The Williams family’s new life in the Cayman Islands started off with a bang — and a crash, and a thud … But no “I’m sorry” from port personnel who dropped their shipping container, causing tens of thousands of dollars of damage to its contents, including their car, scooters and other property.
Instead of an apology, the Cayman Islands Port Authority has given the Williamses the runaround, blaming the accident on “faulty” latches on top of the shipping container, attempting to shift responsibility to the private shipping company and then, as a last resort, informing the couple that the Port Authority is only liable to pay for damage to property if there is “wilful neglect or default.” (In fact, the regulations to the Port Authority Law stipulate that the port also cannot be held responsible for losses, delays, thefts and even injuries or death, unless, again, “wilful neglect or default” can be demonstrated.)
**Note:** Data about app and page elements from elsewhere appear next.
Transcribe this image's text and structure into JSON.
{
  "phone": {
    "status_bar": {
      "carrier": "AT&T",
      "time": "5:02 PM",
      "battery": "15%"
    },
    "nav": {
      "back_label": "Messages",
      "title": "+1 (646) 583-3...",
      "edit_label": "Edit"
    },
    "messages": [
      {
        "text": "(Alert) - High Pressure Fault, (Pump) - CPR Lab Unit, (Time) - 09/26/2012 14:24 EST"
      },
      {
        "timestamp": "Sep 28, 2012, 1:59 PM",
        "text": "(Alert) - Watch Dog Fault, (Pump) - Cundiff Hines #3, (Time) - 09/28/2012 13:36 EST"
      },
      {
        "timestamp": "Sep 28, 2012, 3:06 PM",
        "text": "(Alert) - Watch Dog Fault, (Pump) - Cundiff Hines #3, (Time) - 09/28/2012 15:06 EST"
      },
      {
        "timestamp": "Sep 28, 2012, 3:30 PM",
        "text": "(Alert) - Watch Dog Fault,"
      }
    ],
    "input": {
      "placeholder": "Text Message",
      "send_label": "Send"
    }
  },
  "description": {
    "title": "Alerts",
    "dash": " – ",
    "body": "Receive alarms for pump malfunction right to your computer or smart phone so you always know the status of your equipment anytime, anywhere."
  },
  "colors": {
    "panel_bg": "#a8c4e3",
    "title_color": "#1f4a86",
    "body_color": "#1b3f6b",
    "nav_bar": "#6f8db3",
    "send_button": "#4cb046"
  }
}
If this sounds familiar, it should: It’s the “Section 12 problem,” all over again.
We are, of course, referring to the blanket immunity clause that grabbed headlines earlier this year after a judge ruled that “Section 12” of the Health Services Authority Law effectively prevented any lawsuits from proceeding against the public hospital’s doctors, nurses or other staff for medical negligence. Similar immunity provisions appear in several other laws governing Cayman agencies, including the National Roads Authority, Planning Department, Airports Authority, Cayman Islands Monetary Authority, Maritime Authority and, apparently, the Port Authority as well.
Following a hue and cry from the populace, lawmakers at first denied vigorously that “Section 12” was actively intended to shield HSA staff from accountability (even though the HSA had deliberately invoked the immunity clause on several occasions to fend off potential lawsuits). Then, in late April, lawmakers convened and unanimously approved the repeal of Section 12 from the HSA Law, but only in the HSA Law. Nearly six months later, the Legislative Assembly is again in session, but there is no indication that lawmakers plan to alter any of the other immunity clauses in any of the other laws.
(In case you were wondering … we were, so we looked it up … the Traffic Law does indeed contain an immunity clause shielding the Department of Vehicle and Drivers’ Licensing, and its vehicle inspectors, from liability for causing damage to property “unless it is shown that the act or omission was in bad faith.” That may explain, in part, otherwise-inexplicable delays in the traffic case concerning the DVDL “racing inspector” who totaled a car he was test driving in broad daylight on July 11. Police investigated the high-profile incident and submitted a case file to public prosecutors in mid-September … That would be more than a month ago … and since then, we have heard nothing.)
Lawmakers’ limited action on the HSA Law this spring, and blatant inaction on other immunity clauses, is proof that those “Section 12s” are there for a specific and obvious purpose, that is, to protect the government when it harms people or property.
What we editorialized in March continues to hold true: “The blanket immunity was absolutely intentional, and was meant to shield the public agencies from accountability for errors or accidents.”